Whether she possesses mythological powers or was born into a life of privilege, the ancient world is filled with women who have been influential in shaping the lives of those around them at the time, as well as in the future. In this article, you will encounter four daughters of known characters in mythology and ancient history, such as Circe , a goddess and sorceress who had a rather enchanting way with men.

Circe

Residing in a mansion located in a forest on the island of Aeaea, you will find Helios , the father of Circe , the goddess and sorceress that had a particularly interesting way of handling an unruly man. With the help of drugs, she was able to turn men into beasts. In the Odyssey, Circe is responsible for transforming some of Odysseus’ men into animals, but turns them back to their former self. In Hesiod’s Theogony, Circe becomes the mother to Odysseus’ sons , one of which is called Telegonus.

Fausta

Fausta (also known as Flavia Maxima Fausta) has a handful of interesting people in her family tree. Her father was the Roman emperor by the name of Maximianus Herculius. She was sister to Maxentius. When she married, she became the wife of Constantine I. Togather, they had three sons and two daughters (Constantine, Constantius, Constans , sons; Constantina and Helena , daughters). As a result of being such as good wife, Fausta was given the title of Augusta. All of this took place during the same time that he honored his mother in 324 AD. Unfornately, things didn’t end up so well, as it is believed that Constantine actually had his wife murdered in 326. It is said that she lost her life as a result of scalding hot water or suffocation. At any rate, she met her death in a bath or bathing area.

Gorgo of Sparta

Being the only daughter of King Cleomenes I of Sparta (520-490) had some perks. For Gorgo, it meant that she was his heir. However, she would not assume the same position as her father. When Cleomones died, his half-brother Leonidas went on to become his successor. He was actually Gorgo’s husband, who she had married during the late 490s when she was still in her teenage years. In later years, Gorgo would give birth to a son that became an Agiad king. His name was Pleistarchus.
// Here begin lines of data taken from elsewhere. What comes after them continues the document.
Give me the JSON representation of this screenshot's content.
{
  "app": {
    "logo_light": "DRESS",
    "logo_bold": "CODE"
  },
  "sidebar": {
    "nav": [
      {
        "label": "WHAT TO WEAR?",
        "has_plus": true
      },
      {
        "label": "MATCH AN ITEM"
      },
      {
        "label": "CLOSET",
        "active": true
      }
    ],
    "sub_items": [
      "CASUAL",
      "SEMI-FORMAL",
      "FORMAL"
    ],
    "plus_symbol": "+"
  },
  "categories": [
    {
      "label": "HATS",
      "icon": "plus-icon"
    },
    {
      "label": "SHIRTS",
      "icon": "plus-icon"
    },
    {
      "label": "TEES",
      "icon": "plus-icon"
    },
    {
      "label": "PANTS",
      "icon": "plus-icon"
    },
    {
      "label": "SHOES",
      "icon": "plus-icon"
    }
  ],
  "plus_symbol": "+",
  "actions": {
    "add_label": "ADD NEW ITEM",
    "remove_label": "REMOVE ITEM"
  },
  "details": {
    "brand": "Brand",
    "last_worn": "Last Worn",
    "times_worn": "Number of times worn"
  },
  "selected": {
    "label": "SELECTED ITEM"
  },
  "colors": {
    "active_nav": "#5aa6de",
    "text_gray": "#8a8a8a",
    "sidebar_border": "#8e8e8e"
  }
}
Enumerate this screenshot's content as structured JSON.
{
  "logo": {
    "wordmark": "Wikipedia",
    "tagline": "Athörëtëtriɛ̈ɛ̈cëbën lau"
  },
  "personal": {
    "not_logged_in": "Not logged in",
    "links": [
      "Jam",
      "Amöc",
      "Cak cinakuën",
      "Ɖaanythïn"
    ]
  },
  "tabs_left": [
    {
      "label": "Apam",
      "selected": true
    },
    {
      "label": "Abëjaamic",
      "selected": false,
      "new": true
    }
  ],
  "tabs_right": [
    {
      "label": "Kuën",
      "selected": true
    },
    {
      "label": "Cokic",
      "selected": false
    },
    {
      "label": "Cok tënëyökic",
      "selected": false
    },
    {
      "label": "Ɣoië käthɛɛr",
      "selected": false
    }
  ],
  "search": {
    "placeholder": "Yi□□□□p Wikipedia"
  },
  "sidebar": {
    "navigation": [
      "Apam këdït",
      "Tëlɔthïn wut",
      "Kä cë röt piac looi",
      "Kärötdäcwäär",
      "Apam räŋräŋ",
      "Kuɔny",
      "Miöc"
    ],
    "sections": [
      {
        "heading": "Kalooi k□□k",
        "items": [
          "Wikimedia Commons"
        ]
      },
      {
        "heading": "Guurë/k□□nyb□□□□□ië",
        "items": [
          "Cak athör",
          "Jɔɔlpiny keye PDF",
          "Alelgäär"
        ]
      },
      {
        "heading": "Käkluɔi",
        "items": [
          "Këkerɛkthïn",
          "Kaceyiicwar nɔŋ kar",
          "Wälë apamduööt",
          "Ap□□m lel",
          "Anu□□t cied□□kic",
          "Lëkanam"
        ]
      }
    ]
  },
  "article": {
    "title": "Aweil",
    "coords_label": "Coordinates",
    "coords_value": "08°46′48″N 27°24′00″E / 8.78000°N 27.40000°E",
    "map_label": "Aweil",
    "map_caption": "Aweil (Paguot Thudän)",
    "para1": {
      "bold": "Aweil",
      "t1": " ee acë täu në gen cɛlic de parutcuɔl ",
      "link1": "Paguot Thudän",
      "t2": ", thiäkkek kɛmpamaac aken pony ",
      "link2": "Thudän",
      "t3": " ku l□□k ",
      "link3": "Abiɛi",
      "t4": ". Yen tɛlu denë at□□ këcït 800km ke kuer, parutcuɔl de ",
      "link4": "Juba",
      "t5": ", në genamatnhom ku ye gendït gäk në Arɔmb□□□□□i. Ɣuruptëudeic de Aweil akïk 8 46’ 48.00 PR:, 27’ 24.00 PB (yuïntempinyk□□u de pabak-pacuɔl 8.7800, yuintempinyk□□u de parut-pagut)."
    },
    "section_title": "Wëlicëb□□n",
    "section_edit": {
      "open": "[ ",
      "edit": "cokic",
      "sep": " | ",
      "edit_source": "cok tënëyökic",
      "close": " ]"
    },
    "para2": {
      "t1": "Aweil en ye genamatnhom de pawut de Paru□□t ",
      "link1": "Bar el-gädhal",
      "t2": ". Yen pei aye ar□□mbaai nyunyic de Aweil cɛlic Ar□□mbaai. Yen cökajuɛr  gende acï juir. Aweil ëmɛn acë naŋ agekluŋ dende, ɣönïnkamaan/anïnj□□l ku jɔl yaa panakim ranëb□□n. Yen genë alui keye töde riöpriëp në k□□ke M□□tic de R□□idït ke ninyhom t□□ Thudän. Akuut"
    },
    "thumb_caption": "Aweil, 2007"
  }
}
While being the heir to her father’s throne offered a special noteworthiness to her existence, she did not fall back on her bloodline. According to Herodotus, she was quite an intelligent woman. For instance, she is known for alerting her father to the ways of a foreign diplomat named Aristagoras of Miletus, who attempted to sway her father to join in on an Ionian revolt against the Persians. Following persuasive words, her father was offered a bribe, which he refused under the guidance of his daughter (Gorgo), who told him that he should send Aristagoras away to avoid being corrupted.